Oxbury, the challenger bank for British farmers, has landed its banking licence from UK regulators and launched its Series C funding round in a bid to secure investors interested in backing British agriculture.
The now fully-fledged neobank is set to launch into the market later in 2020 “after a short pilot period”, the company said in a statement. The fintech will offer lending products specifically designed for British farmers – namely its flagship offering ‘Oxbury Farm Credit’ – as well as savings accounts to other businesses and the general public.
“[Our lending services will] solve the cashflow problem faced by farmers having to fund their inputs many months before receiving income from the sale of the produced goods, which has been holding back the growth of their farms and tying up valuable cash in the production cycle,” the company says.
The neobank’s board of directors includes ex-head of business banking at HSBC Huw Morgan and former Bank of England adviser Tim Fitzpatrick. The company says it is seeking “like-minded investors” – those with an interest in supporting an agricultural bank offering – to join the next funding round.
Read more: Philip Hammond joins OakNorth advisory board
“This is an important milestone in bringing to market the only UK based bank that has its thinking, expertise and empathy exclusively focused on the agricultural market and the needs of British farmers,” says CEO and co-founder James Farrar, who spent 17 years at the Bank of Scotland before spending smaller stints at HSBC, Nationwide and ClearBank.
Oxbury’s MD and co-founder Nick Evans describes the fintech as “a new specialist bank founded by the agricultural sector for the sector and is designed to work in partnership with long-established agribusinesses that farmers know and trust”.
“This trust is essential at a time of great change and opportunity in British agriculture that is being embraced by forward thinking farmers to secure the prosperity of British farms in a sustainable way,” says Evans.
With the imminent prospect of post-Brexit tariffs with the EU, and the National Farmers’ Union leader Minette Batters words last year which predict these tariffs will price British farms out of the export market, financial support for the UK’s agricultural sector will be in high demand this year.

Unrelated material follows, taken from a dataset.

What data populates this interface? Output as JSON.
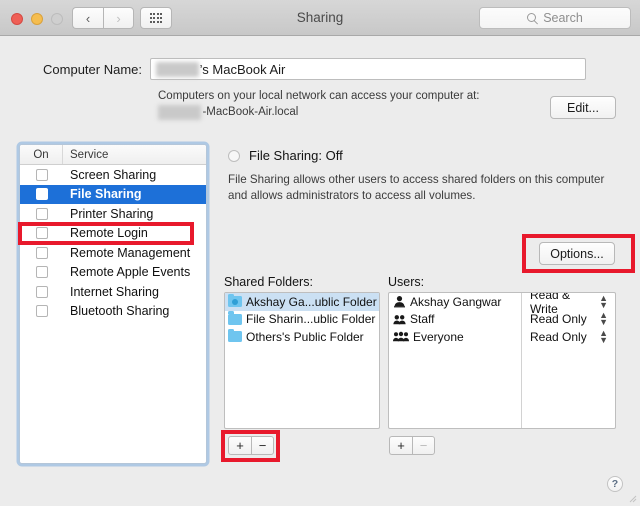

Oxbury also mentions its mission to support agriculture’s transition to a low-carbon economy, as one of the sectors committed to helping the UK meet its ambitious pledge of net zero carbon emissions by 2050.